Task objective:
Verbatim copy without images: return all of the data as it stands.
START Data shown
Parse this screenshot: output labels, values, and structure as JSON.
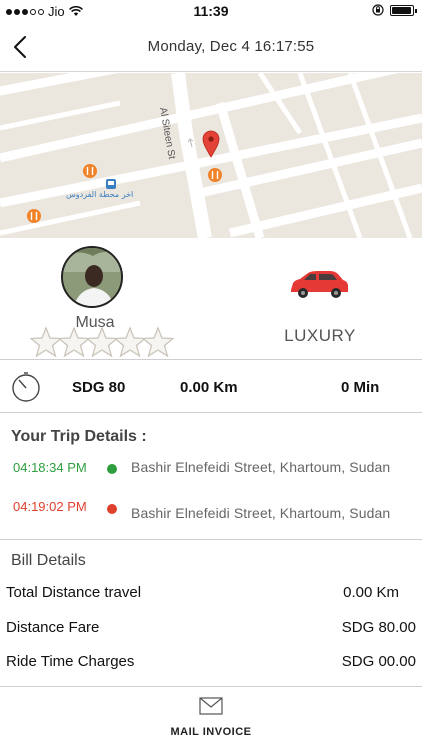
{
  "status_bar": {
    "carrier": "Jio",
    "time": "11:39"
  },
  "nav": {
    "title": "Monday, Dec 4  16:17:55"
  },
  "map": {
    "street_label": "Al Siteen St",
    "poi_label": "اخر محطة الفردوس"
  },
  "driver": {
    "name": "Musa",
    "rating": 0,
    "max_rating": 5
  },
  "car": {
    "type": "LUXURY",
    "color": "#e53935"
  },
  "stats": {
    "fare": "SDG 80",
    "distance": "0.00 Km",
    "duration": "0 Min"
  },
  "trip": {
    "title": "Your Trip Details :",
    "items": [
      {
        "time": "04:18:34 PM",
        "address": "Bashir Elnefeidi Street, Khartoum, Sudan",
        "color": "#2e9e3e"
      },
      {
        "time": "04:19:02 PM",
        "address": "Bashir Elnefeidi Street, Khartoum, Sudan",
        "color": "#e0402e"
      }
    ]
  },
  "bill": {
    "title": "Bill Details",
    "rows": [
      {
        "label": "Total Distance travel",
        "value": "0.00 Km"
      },
      {
        "label": "Distance Fare",
        "value": "SDG 80.00"
      },
      {
        "label": "Ride Time Charges",
        "value": "SDG 00.00"
      }
    ]
  },
  "footer": {
    "mail_label": "MAIL INVOICE"
  }
}
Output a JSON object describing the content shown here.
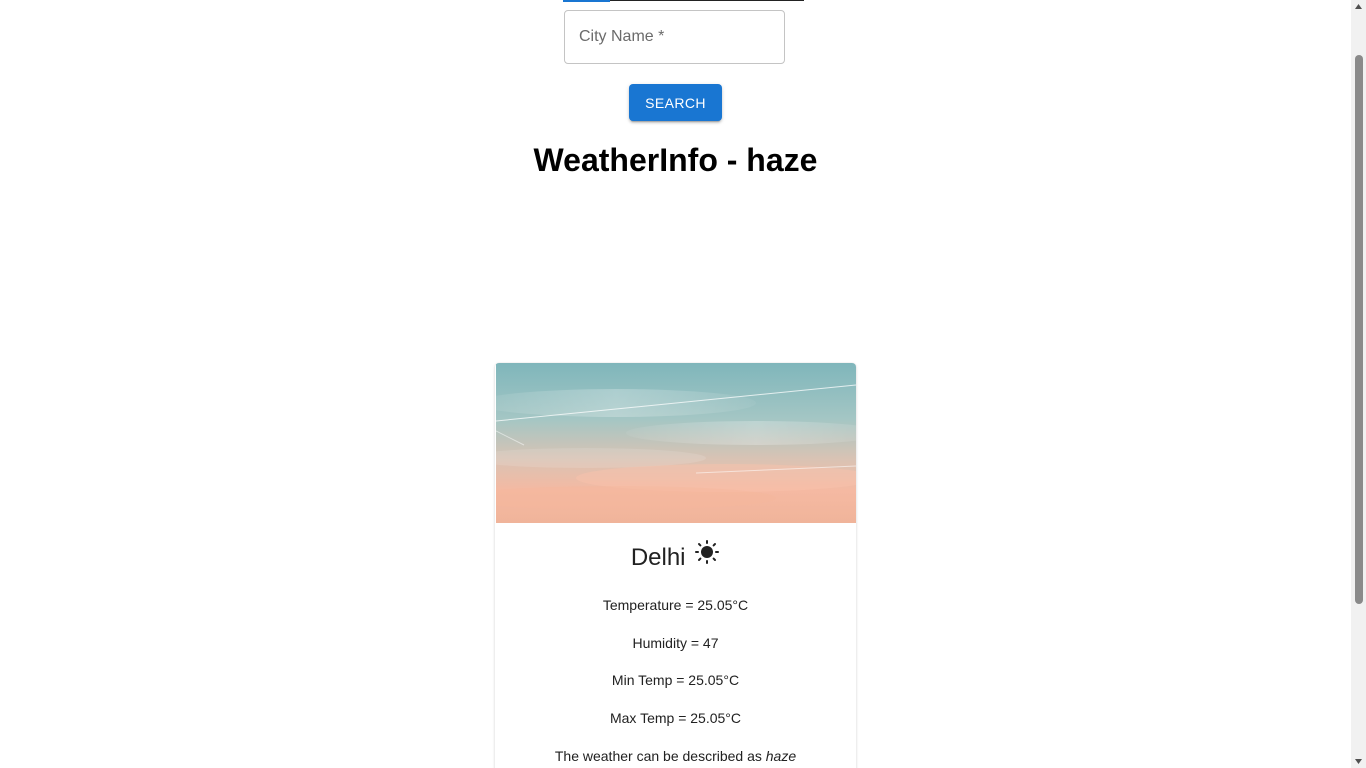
{
  "search": {
    "placeholder": "City Name *",
    "button_label": "SEARCH"
  },
  "header": {
    "title": "WeatherInfo - haze"
  },
  "card": {
    "image_name": "hazy-sky-image",
    "city": "Delhi",
    "condition_icon": "sun-icon",
    "temperature": "Temperature = 25.05°C",
    "humidity": "Humidity = 47",
    "min_temp": "Min Temp = 25.05°C",
    "max_temp": "Max Temp = 25.05°C",
    "description_prefix": "The weather can be described as",
    "description_value": "haze"
  },
  "colors": {
    "primary": "#1976d2",
    "title": "#000000",
    "text": "#212121"
  }
}
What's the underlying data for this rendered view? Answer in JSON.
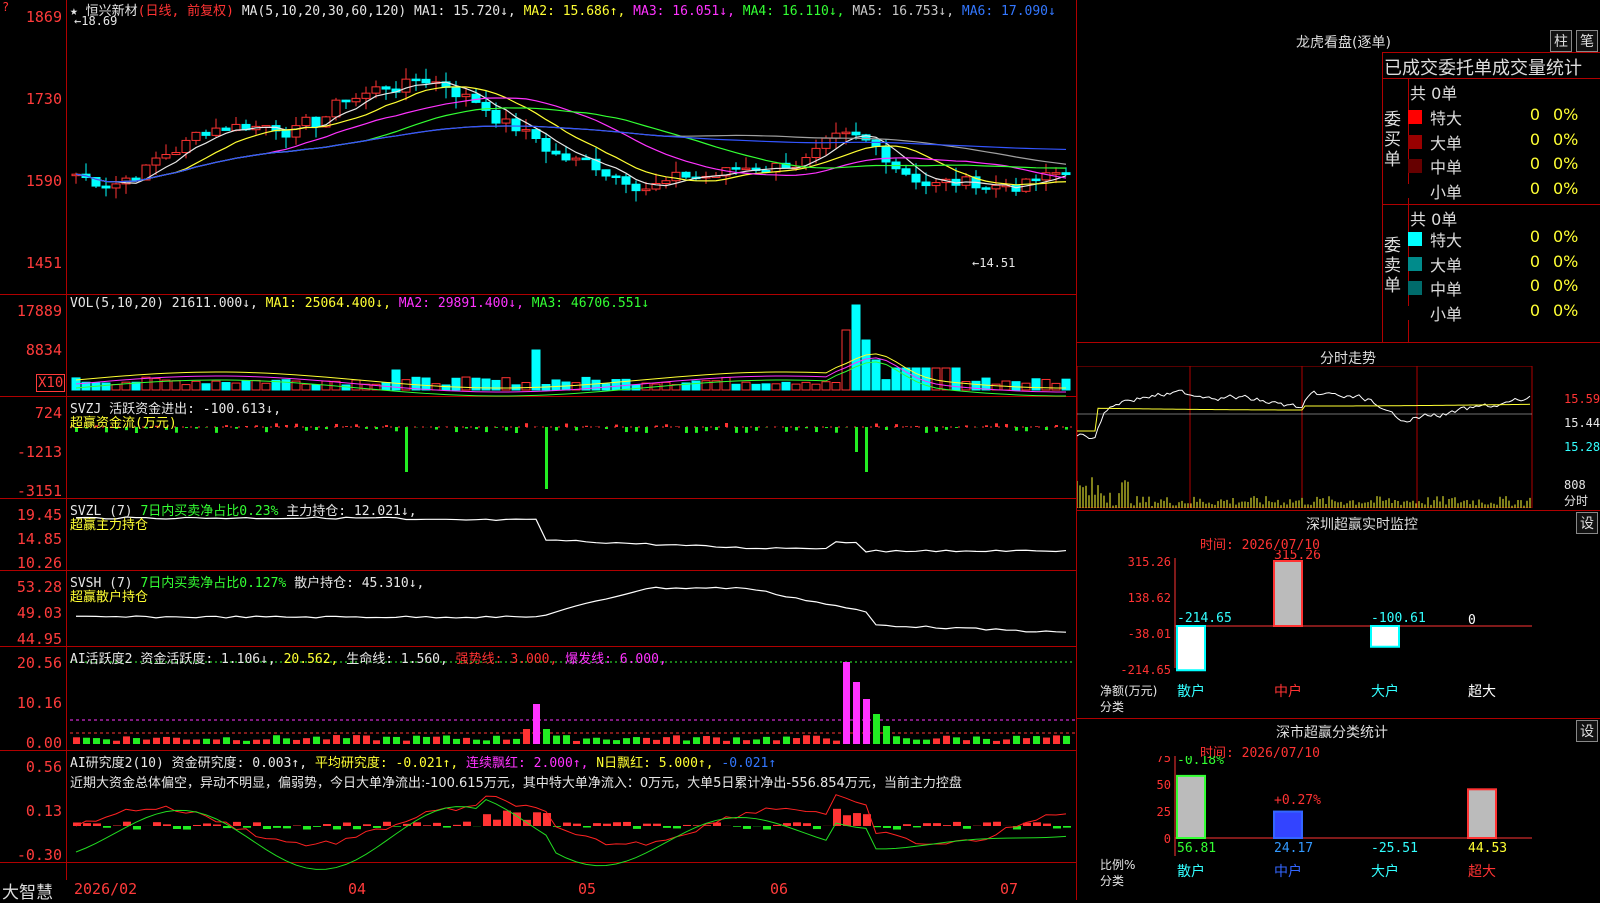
{
  "stock": {
    "name": "恒兴新材",
    "mode": "(日线, 前复权)",
    "star": "★",
    "quote": "?",
    "high_marker": "←18.69",
    "low_marker": "←14.51"
  },
  "ma_header": {
    "label": "MA(5,10,20,30,60,120)",
    "items": [
      {
        "text": "MA1: 15.720↓,",
        "color": "#e6e6e6"
      },
      {
        "text": "MA2: 15.686↑,",
        "color": "#ffff33"
      },
      {
        "text": "MA3: 16.051↓,",
        "color": "#ff33ff"
      },
      {
        "text": "MA4: 16.110↓,",
        "color": "#33ff33"
      },
      {
        "text": "MA5: 16.753↓,",
        "color": "#c8c8c8"
      },
      {
        "text": "MA6: 17.090↓",
        "color": "#3377ff"
      }
    ]
  },
  "price_axis": [
    "1869",
    "1730",
    "1590",
    "1451"
  ],
  "vol_header": {
    "label": "VOL(5,10,20)",
    "value": "21611.000↓,",
    "ma1": "MA1: 25064.400↓,",
    "ma2": "MA2: 29891.400↓,",
    "ma3": "MA3: 46706.551↓"
  },
  "vol_axis": [
    "17889",
    "8834",
    "X10"
  ],
  "svzj": {
    "label": "SVZJ",
    "text": "活跃资金进出: -100.613↓,",
    "sub": "超赢资金流(万元)",
    "axis": [
      "724",
      "-1213",
      "-3151"
    ]
  },
  "svzl": {
    "label": "SVZL (7)",
    "ratio": "7日内买卖净占比0.23%",
    "hold": "主力持仓: 12.021↓,",
    "sub": "超赢主力持仓",
    "axis": [
      "19.45",
      "14.85",
      "10.26"
    ]
  },
  "svsh": {
    "label": "SVSH (7)",
    "ratio": "7日内买卖净占比0.127%",
    "hold": "散户持仓: 45.310↓,",
    "sub": "超赢散户持仓",
    "axis": [
      "53.28",
      "49.03",
      "44.95"
    ]
  },
  "ai_active": {
    "label": "AI活跃度2",
    "v1": "资金活跃度: 1.106↓,",
    "v2": "20.562,",
    "v3": "生命线: 1.560,",
    "v4": "强势线: 3.000,",
    "v5": "爆发线: 6.000,",
    "axis": [
      "20.56",
      "10.16",
      "0.00"
    ]
  },
  "ai_research": {
    "label": "AI研究度2(10)",
    "v1": "资金研究度: 0.003↑,",
    "v2": "平均研究度: -0.021↑,",
    "v3": "连续飘红: 2.000↑,",
    "v4": "N日飘红: 5.000↑,",
    "v5": "-0.021↑",
    "comment": "近期大资金总体偏空，异动不明显，偏弱势，今日大单净流出:-100.615万元，其中特大单净流入：0万元，大单5日累计净出-556.854万元，当前主力控盘",
    "axis": [
      "0.56",
      "0.13",
      "-0.30"
    ]
  },
  "x_axis": {
    "brand": "大智慧",
    "labels": [
      "2026/02",
      "04",
      "05",
      "06",
      "07"
    ]
  },
  "dragon": {
    "title": "龙虎看盘(逐单)",
    "btn1": "柱",
    "btn2": "笔",
    "subtitle": "已成交委托单成交量统计",
    "buy": {
      "side": "委买单",
      "total": "共 0单",
      "rows": [
        {
          "label": "特大",
          "val": "0",
          "pct": "0%",
          "color": "#ff0000"
        },
        {
          "label": "大单",
          "val": "0",
          "pct": "0%",
          "color": "#990000"
        },
        {
          "label": "中单",
          "val": "0",
          "pct": "0%",
          "color": "#660000"
        },
        {
          "label": "小单",
          "val": "0",
          "pct": "0%",
          "color": "#000000"
        }
      ]
    },
    "sell": {
      "side": "委卖单",
      "total": "共 0单",
      "rows": [
        {
          "label": "特大",
          "val": "0",
          "pct": "0%",
          "color": "#00ffff"
        },
        {
          "label": "大单",
          "val": "0",
          "pct": "0%",
          "color": "#008b8b"
        },
        {
          "label": "中单",
          "val": "0",
          "pct": "0%",
          "color": "#006b6b"
        },
        {
          "label": "小单",
          "val": "0",
          "pct": "0%",
          "color": "#000000"
        }
      ]
    }
  },
  "intraday": {
    "title": "分时走势",
    "price_axis": [
      "15.59",
      "15.44",
      "15.28"
    ],
    "vol_axis": [
      "808",
      "分时"
    ]
  },
  "monitor": {
    "title": "深圳超赢实时监控",
    "btn": "设",
    "time": "时间: 2026/07/10",
    "axis": [
      "315.26",
      "138.62",
      "-38.01",
      "-214.65"
    ],
    "axis_label1": "净额(万元)",
    "axis_label2": "分类",
    "categories": [
      "散户",
      "中户",
      "大户",
      "超大"
    ],
    "values": [
      -214.65,
      315.26,
      -100.61,
      0
    ],
    "value_labels": [
      "-214.65",
      "315.26",
      "-100.61",
      "0"
    ]
  },
  "classify": {
    "title": "深市超赢分类统计",
    "btn": "设",
    "time": "时间: 2026/07/10",
    "axis": [
      "75",
      "50",
      "25",
      "0"
    ],
    "axis_label1": "比例%",
    "axis_label2": "分类",
    "categories": [
      "散户",
      "中户",
      "大户",
      "超大"
    ],
    "values": [
      56.81,
      24.17,
      -25.51,
      44.53
    ],
    "value_labels": [
      "56.81",
      "24.17",
      "-25.51",
      "44.53"
    ],
    "change_labels": [
      "-0.18%",
      "+0.27%"
    ]
  },
  "colors": {
    "up": "#ff3333",
    "down": "#00ffff",
    "grid": "#b00000",
    "ma1": "#e6e6e6",
    "ma2": "#ffff33",
    "ma3": "#ff33ff",
    "ma4": "#33ff33",
    "ma6": "#3355ff"
  }
}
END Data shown
Task result:
Parse this screenshot: output labels, values, and structure as JSON.
{
  "status_bar": {
    "carrier": "Jio",
    "time": "11:39"
  },
  "nav": {
    "title": "Monday, Dec 4  16:17:55"
  },
  "map": {
    "street_label": "Al Siteen St",
    "poi_label": "اخر محطة الفردوس"
  },
  "driver": {
    "name": "Musa",
    "rating": 0,
    "max_rating": 5
  },
  "car": {
    "type": "LUXURY",
    "color": "#e53935"
  },
  "stats": {
    "fare": "SDG 80",
    "distance": "0.00 Km",
    "duration": "0 Min"
  },
  "trip": {
    "title": "Your Trip Details :",
    "items": [
      {
        "time": "04:18:34 PM",
        "address": "Bashir Elnefeidi Street, Khartoum, Sudan",
        "color": "#2e9e3e"
      },
      {
        "time": "04:19:02 PM",
        "address": "Bashir Elnefeidi Street, Khartoum, Sudan",
        "color": "#e0402e"
      }
    ]
  },
  "bill": {
    "title": "Bill Details",
    "rows": [
      {
        "label": "Total Distance travel",
        "value": "0.00 Km"
      },
      {
        "label": "Distance Fare",
        "value": "SDG 80.00"
      },
      {
        "label": "Ride Time Charges",
        "value": "SDG 00.00"
      }
    ]
  },
  "footer": {
    "mail_label": "MAIL INVOICE"
  }
}
Output a JSON object describing the content shown here.
{
  "search": {
    "placeholder": "City Name *",
    "button_label": "SEARCH"
  },
  "header": {
    "title": "WeatherInfo - haze"
  },
  "card": {
    "image_name": "hazy-sky-image",
    "city": "Delhi",
    "condition_icon": "sun-icon",
    "temperature": "Temperature = 25.05°C",
    "humidity": "Humidity = 47",
    "min_temp": "Min Temp = 25.05°C",
    "max_temp": "Max Temp = 25.05°C",
    "description_prefix": "The weather can be described as",
    "description_value": "haze"
  },
  "colors": {
    "primary": "#1976d2",
    "title": "#000000",
    "text": "#212121"
  }
}
What's the underlying data for this rendered view? Answer in JSON.
{
  "stock": {
    "name": "恒兴新材",
    "mode": "(日线, 前复权)",
    "star": "★",
    "quote": "?",
    "high_marker": "←18.69",
    "low_marker": "←14.51"
  },
  "ma_header": {
    "label": "MA(5,10,20,30,60,120)",
    "items": [
      {
        "text": "MA1: 15.720↓,",
        "color": "#e6e6e6"
      },
      {
        "text": "MA2: 15.686↑,",
        "color": "#ffff33"
      },
      {
        "text": "MA3: 16.051↓,",
        "color": "#ff33ff"
      },
      {
        "text": "MA4: 16.110↓,",
        "color": "#33ff33"
      },
      {
        "text": "MA5: 16.753↓,",
        "color": "#c8c8c8"
      },
      {
        "text": "MA6: 17.090↓",
        "color": "#3377ff"
      }
    ]
  },
  "price_axis": [
    "1869",
    "1730",
    "1590",
    "1451"
  ],
  "vol_header": {
    "label": "VOL(5,10,20)",
    "value": "21611.000↓,",
    "ma1": "MA1: 25064.400↓,",
    "ma2": "MA2: 29891.400↓,",
    "ma3": "MA3: 46706.551↓"
  },
  "vol_axis": [
    "17889",
    "8834",
    "X10"
  ],
  "svzj": {
    "label": "SVZJ",
    "text": "活跃资金进出: -100.613↓,",
    "sub": "超赢资金流(万元)",
    "axis": [
      "724",
      "-1213",
      "-3151"
    ]
  },
  "svzl": {
    "label": "SVZL (7)",
    "ratio": "7日内买卖净占比0.23%",
    "hold": "主力持仓: 12.021↓,",
    "sub": "超赢主力持仓",
    "axis": [
      "19.45",
      "14.85",
      "10.26"
    ]
  },
  "svsh": {
    "label": "SVSH (7)",
    "ratio": "7日内买卖净占比0.127%",
    "hold": "散户持仓: 45.310↓,",
    "sub": "超赢散户持仓",
    "axis": [
      "53.28",
      "49.03",
      "44.95"
    ]
  },
  "ai_active": {
    "label": "AI活跃度2",
    "v1": "资金活跃度: 1.106↓,",
    "v2": "20.562,",
    "v3": "生命线: 1.560,",
    "v4": "强势线: 3.000,",
    "v5": "爆发线: 6.000,",
    "axis": [
      "20.56",
      "10.16",
      "0.00"
    ]
  },
  "ai_research": {
    "label": "AI研究度2(10)",
    "v1": "资金研究度: 0.003↑,",
    "v2": "平均研究度: -0.021↑,",
    "v3": "连续飘红: 2.000↑,",
    "v4": "N日飘红: 5.000↑,",
    "v5": "-0.021↑",
    "comment": "近期大资金总体偏空，异动不明显，偏弱势，今日大单净流出:-100.615万元，其中特大单净流入：0万元，大单5日累计净出-556.854万元，当前主力控盘",
    "axis": [
      "0.56",
      "0.13",
      "-0.30"
    ]
  },
  "x_axis": {
    "brand": "大智慧",
    "labels": [
      "2026/02",
      "04",
      "05",
      "06",
      "07"
    ]
  },
  "dragon": {
    "title": "龙虎看盘(逐单)",
    "btn1": "柱",
    "btn2": "笔",
    "subtitle": "已成交委托单成交量统计",
    "buy": {
      "side": "委买单",
      "total": "共 0单",
      "rows": [
        {
          "label": "特大",
          "val": "0",
          "pct": "0%",
          "color": "#ff0000"
        },
        {
          "label": "大单",
          "val": "0",
          "pct": "0%",
          "color": "#990000"
        },
        {
          "label": "中单",
          "val": "0",
          "pct": "0%",
          "color": "#660000"
        },
        {
          "label": "小单",
          "val": "0",
          "pct": "0%",
          "color": "#000000"
        }
      ]
    },
    "sell": {
      "side": "委卖单",
      "total": "共 0单",
      "rows": [
        {
          "label": "特大",
          "val": "0",
          "pct": "0%",
          "color": "#00ffff"
        },
        {
          "label": "大单",
          "val": "0",
          "pct": "0%",
          "color": "#008b8b"
        },
        {
          "label": "中单",
          "val": "0",
          "pct": "0%",
          "color": "#006b6b"
        },
        {
          "label": "小单",
          "val": "0",
          "pct": "0%",
          "color": "#000000"
        }
      ]
    }
  },
  "intraday": {
    "title": "分时走势",
    "price_axis": [
      "15.59",
      "15.44",
      "15.28"
    ],
    "vol_axis": [
      "808",
      "分时"
    ]
  },
  "monitor": {
    "title": "深圳超赢实时监控",
    "btn": "设",
    "time": "时间: 2026/07/10",
    "axis": [
      "315.26",
      "138.62",
      "-38.01",
      "-214.65"
    ],
    "axis_label1": "净额(万元)",
    "axis_label2": "分类",
    "categories": [
      "散户",
      "中户",
      "大户",
      "超大"
    ],
    "values": [
      -214.65,
      315.26,
      -100.61,
      0
    ],
    "value_labels": [
      "-214.65",
      "315.26",
      "-100.61",
      "0"
    ]
  },
  "classify": {
    "title": "深市超赢分类统计",
    "btn": "设",
    "time": "时间: 2026/07/10",
    "axis": [
      "75",
      "50",
      "25",
      "0"
    ],
    "axis_label1": "比例%",
    "axis_label2": "分类",
    "categories": [
      "散户",
      "中户",
      "大户",
      "超大"
    ],
    "values": [
      56.81,
      24.17,
      -25.51,
      44.53
    ],
    "value_labels": [
      "56.81",
      "24.17",
      "-25.51",
      "44.53"
    ],
    "change_labels": [
      "-0.18%",
      "+0.27%"
    ]
  },
  "colors": {
    "up": "#ff3333",
    "down": "#00ffff",
    "grid": "#b00000",
    "ma1": "#e6e6e6",
    "ma2": "#ffff33",
    "ma3": "#ff33ff",
    "ma4": "#33ff33",
    "ma6": "#3355ff"
  }
}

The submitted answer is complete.